◆ **Items from an interface collection**:
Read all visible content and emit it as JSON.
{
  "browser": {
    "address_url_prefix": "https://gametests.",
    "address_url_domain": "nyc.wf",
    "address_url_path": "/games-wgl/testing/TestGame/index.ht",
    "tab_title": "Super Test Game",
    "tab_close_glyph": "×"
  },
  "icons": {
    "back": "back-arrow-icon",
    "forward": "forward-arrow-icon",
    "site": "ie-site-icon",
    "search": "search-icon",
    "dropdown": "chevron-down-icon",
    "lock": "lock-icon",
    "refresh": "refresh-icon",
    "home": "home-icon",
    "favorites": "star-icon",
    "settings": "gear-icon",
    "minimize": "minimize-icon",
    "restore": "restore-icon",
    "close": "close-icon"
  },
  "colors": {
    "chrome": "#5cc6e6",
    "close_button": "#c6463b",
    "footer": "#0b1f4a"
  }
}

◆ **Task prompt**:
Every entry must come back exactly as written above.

◆ **Solved problem**:
Read all visible content and emit it as JSON.
{
  "browser": {
    "address_url_prefix": "https://gametests.",
    "address_url_domain": "nyc.wf",
    "address_url_path": "/games-wgl/testing/TestGame/index.ht",
    "tab_title": "Super Test Game",
    "tab_close_glyph": "×"
  },
  "icons": {
    "back": "back-arrow-icon",
    "forward": "forward-arrow-icon",
    "site": "ie-site-icon",
    "search": "search-icon",
    "dropdown": "chevron-down-icon",
    "lock": "lock-icon",
    "refresh": "refresh-icon",
    "home": "home-icon",
    "favorites": "star-icon",
    "settings": "gear-icon",
    "minimize": "minimize-icon",
    "restore": "restore-icon",
    "close": "close-icon"
  },
  "colors": {
    "chrome": "#5cc6e6",
    "close_button": "#c6463b",
    "footer": "#0b1f4a"
  }
}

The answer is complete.